US Deportes 400 Migrant Children Under New Coronavirus Rules

By Ted Hesson and Mica Rosenberg

WASHINGTON / NEW YORK, Apr 7 (Reuters) – Nearly 400 migrant children intercepted at the Mexican border have been quickly deported in the past two weeks by US immigration authorities, under new rules seeking to limit the spread of the new coronavirus in the United States, according to government data seen by Reuters.

The government of President Donald Trump implemented new border regulations on March 21 that eliminated decades-long practices under laws designed to protect children from human trafficking and offer them the opportunity to apply for asylum in an American immigration court.

Under the new rules, United States officials can quickly remove people without standard immigration procedures.

At a general level, the country’s border authorities have expelled almost 7,000 migrants to Mexico since the new procedures came into effect, according to data and an official from the Mexican government, who spoke on condition of anonymity.

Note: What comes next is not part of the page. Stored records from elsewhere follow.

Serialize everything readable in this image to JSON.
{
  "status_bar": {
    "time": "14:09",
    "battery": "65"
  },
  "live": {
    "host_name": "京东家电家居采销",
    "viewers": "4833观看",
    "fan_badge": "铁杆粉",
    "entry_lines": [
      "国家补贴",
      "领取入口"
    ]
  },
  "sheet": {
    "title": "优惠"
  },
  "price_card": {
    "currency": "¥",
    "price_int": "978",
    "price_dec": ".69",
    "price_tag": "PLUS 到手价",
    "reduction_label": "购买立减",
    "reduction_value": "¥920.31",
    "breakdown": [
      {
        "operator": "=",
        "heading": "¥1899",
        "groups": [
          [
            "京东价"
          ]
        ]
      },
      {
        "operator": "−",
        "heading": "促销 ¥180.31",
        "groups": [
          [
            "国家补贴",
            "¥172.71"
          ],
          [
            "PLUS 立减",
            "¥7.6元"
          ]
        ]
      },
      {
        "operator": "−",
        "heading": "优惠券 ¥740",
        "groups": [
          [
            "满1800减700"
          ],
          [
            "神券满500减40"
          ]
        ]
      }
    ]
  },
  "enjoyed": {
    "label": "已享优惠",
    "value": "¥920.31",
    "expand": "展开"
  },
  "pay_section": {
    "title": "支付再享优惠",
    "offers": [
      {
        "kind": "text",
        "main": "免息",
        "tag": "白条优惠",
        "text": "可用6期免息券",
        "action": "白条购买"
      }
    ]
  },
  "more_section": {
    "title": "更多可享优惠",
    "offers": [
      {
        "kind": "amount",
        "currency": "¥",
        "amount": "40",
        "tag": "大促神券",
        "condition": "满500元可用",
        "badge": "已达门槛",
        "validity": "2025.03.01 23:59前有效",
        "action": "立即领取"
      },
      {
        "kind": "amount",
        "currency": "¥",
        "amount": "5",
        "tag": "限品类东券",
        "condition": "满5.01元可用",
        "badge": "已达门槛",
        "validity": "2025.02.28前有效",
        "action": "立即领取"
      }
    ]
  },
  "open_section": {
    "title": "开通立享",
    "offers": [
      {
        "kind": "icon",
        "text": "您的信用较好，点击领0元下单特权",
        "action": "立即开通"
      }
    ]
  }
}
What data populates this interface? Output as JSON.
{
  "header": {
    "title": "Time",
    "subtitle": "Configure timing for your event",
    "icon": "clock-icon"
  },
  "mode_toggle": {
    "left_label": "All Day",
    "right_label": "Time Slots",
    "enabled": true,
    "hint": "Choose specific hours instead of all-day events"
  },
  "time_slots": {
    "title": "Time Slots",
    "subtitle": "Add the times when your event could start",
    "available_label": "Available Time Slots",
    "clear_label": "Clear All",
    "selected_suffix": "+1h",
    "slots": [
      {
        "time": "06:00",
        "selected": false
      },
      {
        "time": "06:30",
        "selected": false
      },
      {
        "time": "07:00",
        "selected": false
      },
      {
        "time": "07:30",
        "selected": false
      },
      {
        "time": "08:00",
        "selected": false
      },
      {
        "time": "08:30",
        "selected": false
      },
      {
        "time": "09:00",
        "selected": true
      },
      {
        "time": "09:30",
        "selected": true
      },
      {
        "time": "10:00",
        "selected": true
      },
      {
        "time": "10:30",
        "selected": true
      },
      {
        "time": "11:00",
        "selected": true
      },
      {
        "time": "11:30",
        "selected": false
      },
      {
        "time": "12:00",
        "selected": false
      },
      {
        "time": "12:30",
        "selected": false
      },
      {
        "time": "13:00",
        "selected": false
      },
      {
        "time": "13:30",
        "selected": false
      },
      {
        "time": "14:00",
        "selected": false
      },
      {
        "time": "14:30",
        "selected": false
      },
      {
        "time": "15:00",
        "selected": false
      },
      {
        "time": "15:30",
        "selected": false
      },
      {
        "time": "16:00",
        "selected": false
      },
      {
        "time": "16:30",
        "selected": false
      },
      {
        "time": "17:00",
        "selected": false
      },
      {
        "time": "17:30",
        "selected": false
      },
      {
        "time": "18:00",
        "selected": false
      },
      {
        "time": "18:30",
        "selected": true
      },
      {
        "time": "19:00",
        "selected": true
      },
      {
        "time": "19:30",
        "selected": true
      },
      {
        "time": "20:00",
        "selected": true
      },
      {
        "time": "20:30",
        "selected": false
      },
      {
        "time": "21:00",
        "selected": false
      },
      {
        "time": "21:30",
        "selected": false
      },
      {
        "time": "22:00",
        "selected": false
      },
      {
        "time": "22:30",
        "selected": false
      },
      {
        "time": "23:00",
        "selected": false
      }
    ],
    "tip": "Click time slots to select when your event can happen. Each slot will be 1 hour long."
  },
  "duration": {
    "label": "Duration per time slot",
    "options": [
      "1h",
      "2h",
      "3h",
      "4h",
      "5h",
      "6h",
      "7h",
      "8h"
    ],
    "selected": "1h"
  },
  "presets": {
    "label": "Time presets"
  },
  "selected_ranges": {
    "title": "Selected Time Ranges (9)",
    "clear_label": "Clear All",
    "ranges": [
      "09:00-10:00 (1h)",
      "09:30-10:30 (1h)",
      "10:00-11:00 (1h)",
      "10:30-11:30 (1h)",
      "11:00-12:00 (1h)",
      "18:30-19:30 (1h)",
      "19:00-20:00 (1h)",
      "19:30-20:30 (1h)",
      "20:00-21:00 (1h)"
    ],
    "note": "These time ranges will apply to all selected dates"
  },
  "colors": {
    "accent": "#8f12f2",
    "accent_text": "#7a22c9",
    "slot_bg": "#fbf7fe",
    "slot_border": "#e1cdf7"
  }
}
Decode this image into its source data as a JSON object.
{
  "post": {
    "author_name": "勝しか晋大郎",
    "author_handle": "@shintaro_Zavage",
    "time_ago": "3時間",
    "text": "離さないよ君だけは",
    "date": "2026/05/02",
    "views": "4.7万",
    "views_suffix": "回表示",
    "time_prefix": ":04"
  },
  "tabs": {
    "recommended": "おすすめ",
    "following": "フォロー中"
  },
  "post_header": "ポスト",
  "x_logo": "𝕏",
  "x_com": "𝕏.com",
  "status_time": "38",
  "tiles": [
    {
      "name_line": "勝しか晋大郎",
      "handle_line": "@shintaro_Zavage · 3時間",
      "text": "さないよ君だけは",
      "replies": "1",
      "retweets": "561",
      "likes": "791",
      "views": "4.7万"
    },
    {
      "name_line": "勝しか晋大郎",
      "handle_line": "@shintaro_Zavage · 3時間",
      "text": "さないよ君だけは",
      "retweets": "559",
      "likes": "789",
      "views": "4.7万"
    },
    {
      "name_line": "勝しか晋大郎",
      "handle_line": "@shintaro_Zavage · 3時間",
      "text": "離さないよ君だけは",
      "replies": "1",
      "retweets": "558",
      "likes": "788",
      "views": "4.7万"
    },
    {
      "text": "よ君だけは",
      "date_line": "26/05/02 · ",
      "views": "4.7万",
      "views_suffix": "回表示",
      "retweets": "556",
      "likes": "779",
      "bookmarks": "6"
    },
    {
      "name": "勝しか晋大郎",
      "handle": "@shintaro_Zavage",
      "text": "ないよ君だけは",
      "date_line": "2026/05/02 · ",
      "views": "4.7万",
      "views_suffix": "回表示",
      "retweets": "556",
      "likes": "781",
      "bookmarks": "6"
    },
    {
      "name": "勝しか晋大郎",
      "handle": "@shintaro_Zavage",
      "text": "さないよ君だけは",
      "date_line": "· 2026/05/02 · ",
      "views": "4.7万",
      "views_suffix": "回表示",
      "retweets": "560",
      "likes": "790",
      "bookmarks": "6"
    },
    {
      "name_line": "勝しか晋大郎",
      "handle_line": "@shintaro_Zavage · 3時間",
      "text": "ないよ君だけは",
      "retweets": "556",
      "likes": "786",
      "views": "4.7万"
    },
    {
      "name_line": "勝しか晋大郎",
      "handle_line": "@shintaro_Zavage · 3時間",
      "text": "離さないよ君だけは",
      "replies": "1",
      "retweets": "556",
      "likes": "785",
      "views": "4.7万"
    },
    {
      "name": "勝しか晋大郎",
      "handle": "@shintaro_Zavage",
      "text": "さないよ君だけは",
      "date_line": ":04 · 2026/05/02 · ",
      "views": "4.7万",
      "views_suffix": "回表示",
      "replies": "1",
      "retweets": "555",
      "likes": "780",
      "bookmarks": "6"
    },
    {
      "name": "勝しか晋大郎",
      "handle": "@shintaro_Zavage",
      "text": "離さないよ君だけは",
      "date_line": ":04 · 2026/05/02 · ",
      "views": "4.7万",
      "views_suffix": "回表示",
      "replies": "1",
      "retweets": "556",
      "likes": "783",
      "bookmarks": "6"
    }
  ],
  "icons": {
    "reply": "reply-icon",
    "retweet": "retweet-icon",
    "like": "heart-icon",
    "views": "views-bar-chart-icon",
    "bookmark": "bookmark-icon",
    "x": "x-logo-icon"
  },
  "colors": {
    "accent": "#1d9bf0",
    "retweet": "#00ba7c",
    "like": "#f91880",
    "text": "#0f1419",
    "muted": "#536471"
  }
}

Of these, 377 were minors, the figures showed.

The total number of 7,000 was first published by ProPublica, but the number of deported children had not been previously reported.

About 120 of the minors, who arrived at the US-Mexico border without a parent or legal guardian, were quickly flown back to Guatemala, Honduras and El Salvador, according to data from March 27 to April 2. It was unclear if the rest of the children were returned to Mexico or returned to their countries of origin during the previous week.

The Customs and Border Protection Service (CBP) declined to comment. Previously, the agency said that all people caught illegally crossing, including minors, could be subject to the new restrictions, which aim to reduce the time that immigrants arrested at the border are in US custody.

Before the COVID-19 pandemic, the respiratory illness caused by the new coronavirus, unaccompanied minors captured at the border were placed in shelters administered by the Department of Health and Human Services (HHS).

Children traveling with adults other than their parents or legal guardians were also classified as “unaccompanied” and placed under HHS care, even if the adults were family members. However, under the new rules, they are now called “minors alone” and can be sent back to Mexico, according to a CBP official.

Overall, the number of migrants found at the border decreased dramatically after the implementation of the new border rules, with just 300 people currently in CBP custody, compared to almost 1,400 on March 27, according to data seen by Reuters.

(Report by Ted Hesson in Washington and Mica Rosenberg in New York, Additional report by Kristina Cooke in Los Angeles, Edited in Spanish by Manuel Farías)